I want to share one that I use commonly:

$ grep -nHri 'string'

It searches case insensitive recursively on current dir and shows number of line and file of each occurence.

 

As bash and vi is preinstalled on corporate linux and modern cloud hosts i have “set -o vi” in my profile to practice using vi keybindings day to day. I stick to bash as i cannot install other shells onto production hosts when firefighting outages. Using vi shortcuts in bash I can up arrow or ctrl+r to a line, hit esc to exit edit mode, and use vi keys to jump around and edit the line super fast. Then in an outage I can open configuration files in vi and know how to edited them very fast.

I think thats a good tip for new folks that being a rock star on your laptop using other shells and extensions that aren’t installed in production isn’t a transferable skill to “cattle not pets” cloud infra. Being a rockstar on your own laptop using exotic shells will wow your friends. Being a rockstar on a cloud vm during an outage using ancient tools and an empty profile will wow your team mates and the CTO.

I posted how to install git in bash inside visual studio code on windows which is how i stay sharp and ready to be a commandline ninja when trapped on a mandatory corporate windows laptop for day to day work.

 

I don't know if it's just me but this article read really badly. It's not entirely clear what the actual commands are and your affiliate links all the way through really detract from the important stuff.

 

Great article! If someone hasn't also suggested it, I suggest you look at fzf, which makes control-r a much better experience.

github.com/junegunn/fzf

I would also suggest oh-my-zsh which has a lot of plugins and tools that make your command line life easier.

github.com/robbyrussell/oh-my-zsh

 

FYI; I noticed you switch to egrep when splitting multiple matches with pipe; you can escape the pipe and stick with regular grep too:

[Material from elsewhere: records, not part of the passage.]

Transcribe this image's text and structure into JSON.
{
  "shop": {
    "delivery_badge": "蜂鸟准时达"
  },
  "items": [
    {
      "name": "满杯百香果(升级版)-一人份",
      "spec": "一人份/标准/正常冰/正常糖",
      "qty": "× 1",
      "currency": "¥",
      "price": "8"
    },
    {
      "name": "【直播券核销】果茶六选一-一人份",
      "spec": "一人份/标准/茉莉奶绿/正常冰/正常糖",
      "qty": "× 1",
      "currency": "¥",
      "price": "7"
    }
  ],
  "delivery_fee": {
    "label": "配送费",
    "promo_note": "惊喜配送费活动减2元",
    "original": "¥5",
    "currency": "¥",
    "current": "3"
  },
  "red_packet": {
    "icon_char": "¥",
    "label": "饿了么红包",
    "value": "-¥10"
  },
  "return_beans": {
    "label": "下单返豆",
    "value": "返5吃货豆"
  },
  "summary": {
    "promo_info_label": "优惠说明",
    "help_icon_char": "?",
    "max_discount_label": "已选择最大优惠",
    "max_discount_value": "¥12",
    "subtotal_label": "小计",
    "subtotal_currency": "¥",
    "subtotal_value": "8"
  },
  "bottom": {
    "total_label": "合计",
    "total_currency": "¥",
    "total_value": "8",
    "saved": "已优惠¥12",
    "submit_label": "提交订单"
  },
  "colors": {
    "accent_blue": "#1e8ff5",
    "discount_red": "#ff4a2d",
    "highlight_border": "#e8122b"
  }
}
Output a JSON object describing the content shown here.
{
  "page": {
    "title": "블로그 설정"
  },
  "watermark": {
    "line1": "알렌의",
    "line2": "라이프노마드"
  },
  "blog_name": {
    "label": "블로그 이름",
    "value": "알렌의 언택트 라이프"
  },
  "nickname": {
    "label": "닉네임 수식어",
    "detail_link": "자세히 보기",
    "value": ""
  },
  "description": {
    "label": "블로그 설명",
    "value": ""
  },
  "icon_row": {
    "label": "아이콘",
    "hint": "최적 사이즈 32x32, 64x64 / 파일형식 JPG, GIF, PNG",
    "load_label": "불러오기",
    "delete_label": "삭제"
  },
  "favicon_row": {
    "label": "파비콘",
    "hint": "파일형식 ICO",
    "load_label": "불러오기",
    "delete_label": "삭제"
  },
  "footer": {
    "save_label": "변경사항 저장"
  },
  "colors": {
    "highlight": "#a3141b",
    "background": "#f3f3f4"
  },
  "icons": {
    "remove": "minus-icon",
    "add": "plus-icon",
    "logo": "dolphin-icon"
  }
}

mycommand | grep "string1\|string2"

 

Thx, I'll try thins, somehow I never used grep like that :-)

 

sudo !! is one of my favorite tricks in bash. It saves a lot of time!

 

Not long ago I started using shell param expansion more and more and it is definitely a booster:
mv path/to/some/file/that/is/long/and/hard/to/type/{file,new_file_name}.txt

 

Try fish shell and don't worry about 1-4 🙃

 

Is that a real shell? never heard about that.

 

May sound captious but at the first glance, I thought that it would be perfect with the below

Have you ever been* amazed to see …

 

thx for suggestion included. And, no you are not captious, keep on suggesting :-)

 

Try tcsh ..used it on everything from nextstep to irix to linux to Darwin today ..has the most creature comforts of any command line shell ..including many if not more of the ones mentioned :)

 

I used tcsh back in the day... zsh is better :)

 

Cool Tips! I especially like tips # 1-3 & 8. Thanks for sharing!